** Opening Information provided block **

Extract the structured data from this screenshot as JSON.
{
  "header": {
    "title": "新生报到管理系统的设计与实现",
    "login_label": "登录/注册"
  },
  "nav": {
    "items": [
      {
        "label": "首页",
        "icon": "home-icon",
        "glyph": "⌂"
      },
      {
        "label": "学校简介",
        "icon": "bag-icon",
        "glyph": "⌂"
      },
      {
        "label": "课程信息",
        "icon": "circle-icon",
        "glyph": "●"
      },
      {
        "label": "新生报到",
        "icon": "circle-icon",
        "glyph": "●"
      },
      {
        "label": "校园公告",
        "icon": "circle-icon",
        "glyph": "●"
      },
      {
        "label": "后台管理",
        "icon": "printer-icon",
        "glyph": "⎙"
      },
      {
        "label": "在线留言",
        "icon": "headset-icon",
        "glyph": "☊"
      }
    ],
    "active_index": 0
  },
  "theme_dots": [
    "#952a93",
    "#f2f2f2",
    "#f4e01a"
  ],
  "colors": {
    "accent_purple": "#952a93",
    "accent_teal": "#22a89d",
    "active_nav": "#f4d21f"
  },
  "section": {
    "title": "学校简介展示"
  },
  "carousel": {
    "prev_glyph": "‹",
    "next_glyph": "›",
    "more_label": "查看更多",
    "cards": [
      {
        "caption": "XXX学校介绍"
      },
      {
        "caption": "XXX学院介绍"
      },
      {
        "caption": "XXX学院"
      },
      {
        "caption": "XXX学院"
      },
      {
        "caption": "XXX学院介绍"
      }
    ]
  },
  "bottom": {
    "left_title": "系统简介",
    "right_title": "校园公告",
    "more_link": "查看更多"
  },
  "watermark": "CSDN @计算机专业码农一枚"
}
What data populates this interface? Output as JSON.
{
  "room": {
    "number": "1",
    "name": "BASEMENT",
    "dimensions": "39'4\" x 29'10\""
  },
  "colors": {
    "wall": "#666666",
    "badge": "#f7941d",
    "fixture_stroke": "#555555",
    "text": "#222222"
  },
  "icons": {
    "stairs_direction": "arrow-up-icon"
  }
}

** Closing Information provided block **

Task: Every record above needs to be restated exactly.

Exercise answer:
Extract the structured data from this screenshot as JSON.
{
  "header": {
    "title": "新生报到管理系统的设计与实现",
    "login_label": "登录/注册"
  },
  "nav": {
    "items": [
      {
        "label": "首页",
        "icon": "home-icon",
        "glyph": "⌂"
      },
      {
        "label": "学校简介",
        "icon": "bag-icon",
        "glyph": "⌂"
      },
      {
        "label": "课程信息",
        "icon": "circle-icon",
        "glyph": "●"
      },
      {
        "label": "新生报到",
        "icon": "circle-icon",
        "glyph": "●"
      },
      {
        "label": "校园公告",
        "icon": "circle-icon",
        "glyph": "●"
      },
      {
        "label": "后台管理",
        "icon": "printer-icon",
        "glyph": "⎙"
      },
      {
        "label": "在线留言",
        "icon": "headset-icon",
        "glyph": "☊"
      }
    ],
    "active_index": 0
  },
  "theme_dots": [
    "#952a93",
    "#f2f2f2",
    "#f4e01a"
  ],
  "colors": {
    "accent_purple": "#952a93",
    "accent_teal": "#22a89d",
    "active_nav": "#f4d21f"
  },
  "section": {
    "title": "学校简介展示"
  },
  "carousel": {
    "prev_glyph": "‹",
    "next_glyph": "›",
    "more_label": "查看更多",
    "cards": [
      {
        "caption": "XXX学校介绍"
      },
      {
        "caption": "XXX学院介绍"
      },
      {
        "caption": "XXX学院"
      },
      {
        "caption": "XXX学院"
      },
      {
        "caption": "XXX学院介绍"
      }
    ]
  },
  "bottom": {
    "left_title": "系统简介",
    "right_title": "校园公告",
    "more_link": "查看更多"
  },
  "watermark": "CSDN @计算机专业码农一枚"
}
What data populates this interface? Output as JSON.
{
  "room": {
    "number": "1",
    "name": "BASEMENT",
    "dimensions": "39'4\" x 29'10\""
  },
  "colors": {
    "wall": "#666666",
    "badge": "#f7941d",
    "fixture_stroke": "#555555",
    "text": "#222222"
  },
  "icons": {
    "stairs_direction": "arrow-up-icon"
  }
}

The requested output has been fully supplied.